The state of Alabama issued a request for proposal (RFP) in an effort to solicit bids from vendors to build and maintain the LTE radio access network (RAN) in the state, if the governor chooses to pursue the opt-out alternative to FirstNet, becoming the second state in the U.S. to conduct such a procurement.

Bidders are required to submit proposals to the state of Alabama by 4 p.m. EST on Oct. 14, and the state plans to announce its potential partner by mid-January, according to the RFP. However, the RFP contains numerous references to the fact that Alabama only would build the 700 MHz RAN within its borders, if the state chooses to opt out of FirstNet and build the RAN on its own, instead of letting FirstNet and its contractor deploy it.

“This RFP is not an offer to contract but seeks the submission of proposals from interested service providers that may form the basis for negotiation of a contract,” the Alabama procurement document states.

In a statement e-mailed to IWCE’s Urgent Communications, a state of Alabama spokesperson noted that the RFP should not be perceived as an indication that any decisions have been made regarding the FirstNet opt-out alternative.

“The state of Alabama is issuing this request for proposal (RFP) to be proactive and initiate the process to gather information and consider any all options available to the state,” according to the statement. “The decision to issue this RFP prior to receiving the state plan from FirstNet was made to ensure Governor [Robert] Bentley can start the decision-making process and will have sufficient time and information to make the best decision for the first responders and the citizens of the state of Alabama. 

“Alabama has not made a decision to opt-in or opt-out of the FirstNet state plan.” 

Alabama’s RFP release follows the recent conclusion of a similar procurement process in the state of New Hampshire, which announced that Rivada Networks would have the exclusive rights to negotiate a contract for a RAN deployment in New Hampshire, if that state chooses to opt out of FirstNet.

Chris Moore, senior vice president for Rivada Networks, said the company is “reviewing the Alabama RFP with interest” when asked whether Rivada Networks would submit a bid.

FirstNet is charged with building a nationwide public-safety broadband network (PSBN) on 20 MHz of 700 MHz spectrum.
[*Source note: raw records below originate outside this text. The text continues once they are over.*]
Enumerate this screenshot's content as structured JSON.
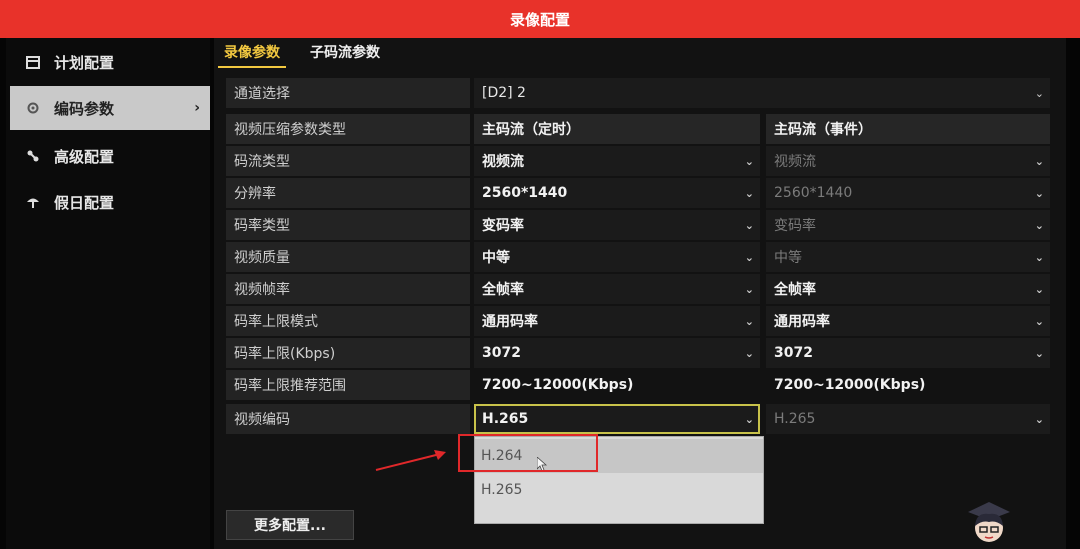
{
  "window": {
    "title": "录像配置"
  },
  "sidebar": {
    "items": [
      {
        "label": "计划配置",
        "icon": "calendar-icon"
      },
      {
        "label": "编码参数",
        "icon": "gear-icon",
        "active": true
      },
      {
        "label": "高级配置",
        "icon": "tools-icon"
      },
      {
        "label": "假日配置",
        "icon": "umbrella-icon"
      }
    ]
  },
  "tabs": [
    {
      "label": "录像参数",
      "active": true
    },
    {
      "label": "子码流参数",
      "active": false
    }
  ],
  "form": {
    "channel": {
      "label": "通道选择",
      "value": "[D2] 2"
    },
    "header": {
      "label": "视频压缩参数类型",
      "col1": "主码流（定时）",
      "col2": "主码流（事件）"
    },
    "rows": [
      {
        "label": "码流类型",
        "c1": "视频流",
        "c2": "视频流"
      },
      {
        "label": "分辨率",
        "c1": "2560*1440",
        "c2": "2560*1440"
      },
      {
        "label": "码率类型",
        "c1": "变码率",
        "c2": "变码率"
      },
      {
        "label": "视频质量",
        "c1": "中等",
        "c2": "中等"
      },
      {
        "label": "视频帧率",
        "c1": "全帧率",
        "c2": "全帧率"
      },
      {
        "label": "码率上限模式",
        "c1": "通用码率",
        "c2": "通用码率"
      },
      {
        "label": "码率上限(Kbps)",
        "c1": "3072",
        "c2": "3072"
      },
      {
        "label": "码率上限推荐范围",
        "c1": "7200~12000(Kbps)",
        "c2": "7200~12000(Kbps)"
      },
      {
        "label": "视频编码",
        "c1": "H.265",
        "c2": "H.265"
      }
    ]
  },
  "dropdown": {
    "options": [
      "H.264",
      "H.265"
    ],
    "highlighted": "H.264"
  },
  "buttons": {
    "more": "更多配置..."
  },
  "colors": {
    "titlebar": "#e8322a",
    "accent": "#f2c840",
    "annotation": "#e0282a"
  }
}
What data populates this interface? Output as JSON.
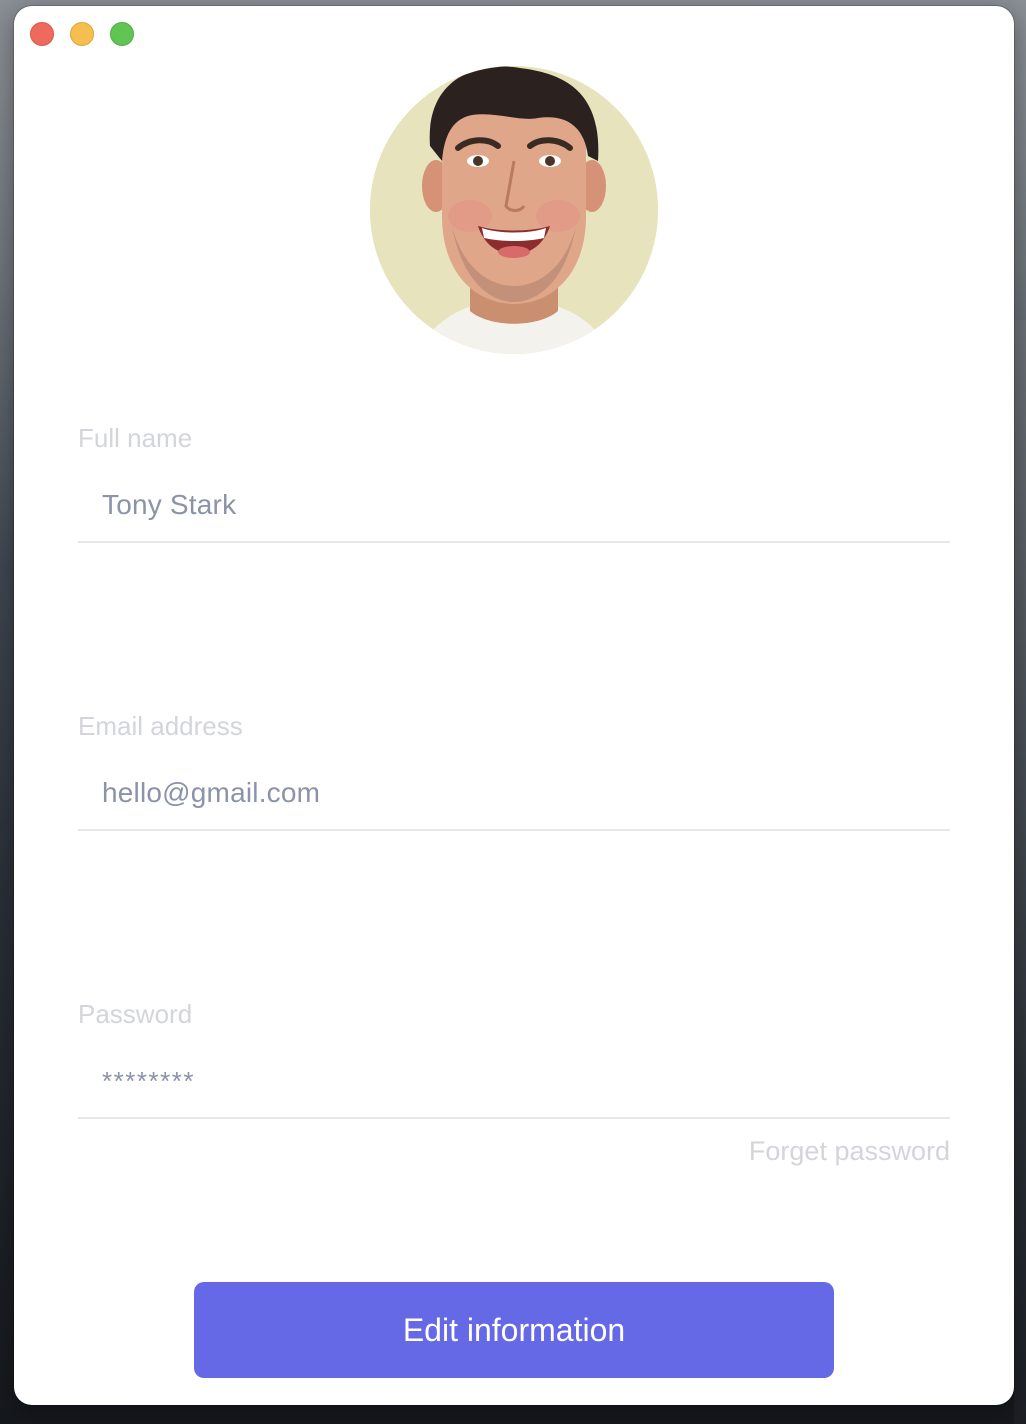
{
  "window": {
    "controls": [
      "close",
      "minimize",
      "zoom"
    ]
  },
  "profile": {
    "avatar_icon": "person-avatar"
  },
  "fields": {
    "full_name": {
      "label": "Full name",
      "value": "Tony Stark"
    },
    "email": {
      "label": "Email address",
      "value": "hello@gmail.com"
    },
    "password": {
      "label": "Password",
      "value": "********"
    }
  },
  "links": {
    "forgot_password": "Forget password"
  },
  "actions": {
    "edit_label": "Edit information"
  },
  "colors": {
    "accent": "#6569e6",
    "label": "#d3d5da",
    "input_text": "#8a93a8",
    "close": "#ee6a5f",
    "minimize": "#f5be4f",
    "zoom": "#61c554"
  }
}
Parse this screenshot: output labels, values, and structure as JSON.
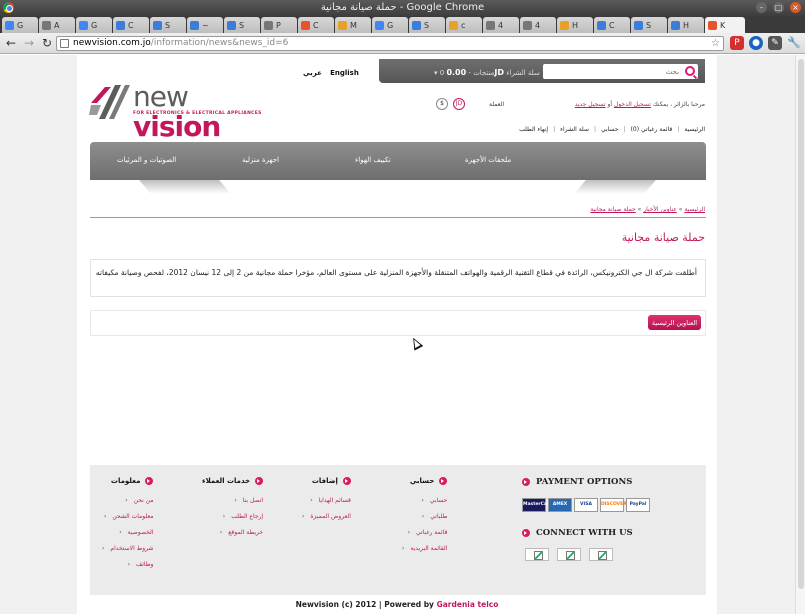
{
  "browser": {
    "window_title": "حملة صيانة مجانية - Google Chrome",
    "url_domain": "newvision.com.jo",
    "url_path": "/information/news&news_id=6",
    "tabs": [
      {
        "label": "G",
        "color": "#4285f4"
      },
      {
        "label": "A",
        "color": "#777777"
      },
      {
        "label": "G",
        "color": "#4285f4"
      },
      {
        "label": "C",
        "color": "#3b7dd8"
      },
      {
        "label": "S",
        "color": "#3b7dd8"
      },
      {
        "label": "~",
        "color": "#3b7dd8"
      },
      {
        "label": "S",
        "color": "#3b7dd8"
      },
      {
        "label": "P",
        "color": "#777777"
      },
      {
        "label": "C",
        "color": "#e8542a"
      },
      {
        "label": "M",
        "color": "#e8a02a"
      },
      {
        "label": "G",
        "color": "#4285f4"
      },
      {
        "label": "S",
        "color": "#3b7dd8"
      },
      {
        "label": "c",
        "color": "#e8a02a"
      },
      {
        "label": "4",
        "color": "#777777"
      },
      {
        "label": "4",
        "color": "#777777"
      },
      {
        "label": "H",
        "color": "#e8a02a"
      },
      {
        "label": "C",
        "color": "#3b7dd8"
      },
      {
        "label": "S",
        "color": "#3b7dd8"
      },
      {
        "label": "H",
        "color": "#3b7dd8"
      },
      {
        "label": "K",
        "color": "#e8542a"
      }
    ]
  },
  "header": {
    "lang_arabic": "عربي",
    "lang_english": "English",
    "cart_label": "سلة الشراء",
    "cart_amount": "0.00JD",
    "cart_products": "0 منتجات",
    "search_placeholder": "بحث",
    "welcome_text": "مرحبا بالزائر ، يمكنك",
    "login_link": "تسجيل الدخول",
    "or_text": "أو",
    "register_link": "تسجيل جديد",
    "currency_label": "العملة",
    "currency_jd": "JD",
    "currency_usd": "$",
    "logo_word1": "new",
    "logo_word2": "vision",
    "logo_tagline": "FOR ELECTRONICS & ELECTRICAL APPLIANCES",
    "top_links": [
      "الرئيسية",
      "قائمة رغباتي (0)",
      "حسابي",
      "سلة الشراء",
      "إنهاء الطلب"
    ]
  },
  "main_nav": [
    {
      "label": "ملحقات الأجهزة"
    },
    {
      "label": "تكييف الهواء"
    },
    {
      "label": "اجهزة منزلية"
    },
    {
      "label": "الصوتيات و المرئيات"
    }
  ],
  "content": {
    "breadcrumb": [
      "الرئيسية",
      "عناوين الأخبار",
      "حملة صيانة مجانية"
    ],
    "title": "حملة صيانة مجانية",
    "body": "أطلقت شركة ال جي الكترونيكس، الرائدة في قطاع التقنية الرقمية والهواتف المتنقلة والأجهزة المنزلية على مستوى العالم، مؤخرا حملة مجانية من 2 إلى 12 نيسان 2012، لفحص وصيانة مكيفاته",
    "back_button": "العناوين الرئيسية"
  },
  "footer": {
    "col_info": {
      "title": "معلومات",
      "links": [
        "من نحن",
        "معلومات الشحن",
        "الخصوصية",
        "شروط الاستخدام",
        "وظائف"
      ]
    },
    "col_service": {
      "title": "خدمات العملاء",
      "links": [
        "اتصل بنا",
        "إرجاع الطلب",
        "خريطة الموقع"
      ]
    },
    "col_extras": {
      "title": "إضافات",
      "links": [
        "قسائم الهدايا",
        "العروض المميزة"
      ]
    },
    "col_account": {
      "title": "حسابي",
      "links": [
        "حسابي",
        "طلباتي",
        "قائمة رغباتي",
        "القائمة البريدية"
      ]
    },
    "payment_title": "PAYMENT OPTIONS",
    "payment_cards": [
      {
        "label": "MasterCard",
        "color": "#1a1a5e"
      },
      {
        "label": "AMEX",
        "color": "#2867b2"
      },
      {
        "label": "VISA",
        "color": "#ffffff"
      },
      {
        "label": "DISCOVER",
        "color": "#f57c00"
      },
      {
        "label": "PayPal",
        "color": "#ffffff"
      }
    ],
    "connect_title": "CONNECT WITH US",
    "copyright_prefix": "Newvision (c) 2012 | Powered by",
    "copyright_brand": "Gardenia telco"
  },
  "colors": {
    "accent": "#c2185b",
    "nav_gray": "#7e7e7e"
  }
}
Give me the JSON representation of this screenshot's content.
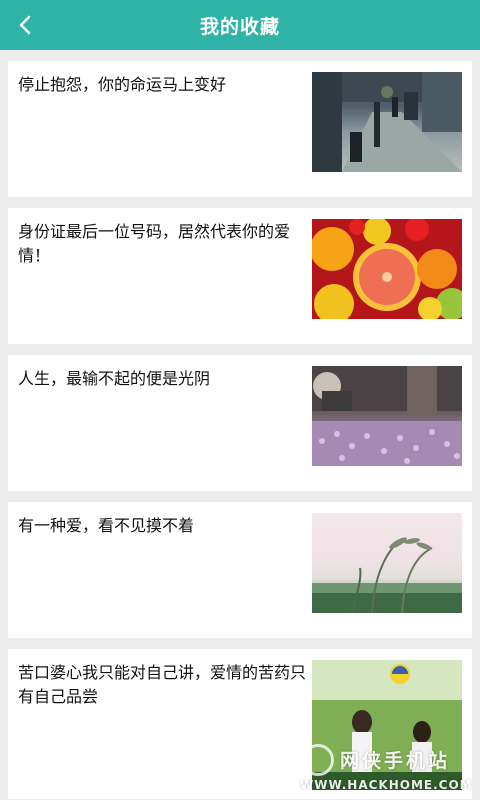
{
  "header": {
    "back_icon": "chevron-left-icon",
    "title": "我的收藏",
    "bar_color": "#2fb3a6"
  },
  "favorites": [
    {
      "title": "停止抱怨，你的命运马上变好",
      "thumbnail": "street-scene"
    },
    {
      "title": "身份证最后一位号码，居然代表你的爱情！",
      "thumbnail": "citrus-fruits"
    },
    {
      "title": "人生，最输不起的便是光阴",
      "thumbnail": "purple-flower-field"
    },
    {
      "title": "有一种爱，看不见摸不着",
      "thumbnail": "grass-stems"
    },
    {
      "title": "苦口婆心我只能对自己讲，爱情的苦药只有自己品尝",
      "thumbnail": "girls-volleyball"
    }
  ],
  "watermark": {
    "text": "网侠手机站",
    "url": "WWW.HACKHOME.COM"
  }
}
Governors of states and territories are expected to announce next summer whether their jurisdictions will accept the FirstNet state plan or pursue the opt-out alternative included in the 2012 law that created FirstNet.

Issued by the Alabama Law Enforcement Agency (ALEA), the RFP acknowledges the need for Alabama to get approvals from the FCC and the National Telecommunications and Information Administration (NTIA), as well as negotiate a spectrum-lease agreement with FirstNet, before it can build the proposed RAN. The RFP also includes statements indicating Alabama officials’ belief that the state should be able to keep revenues generated from the proposed RAN network within the state.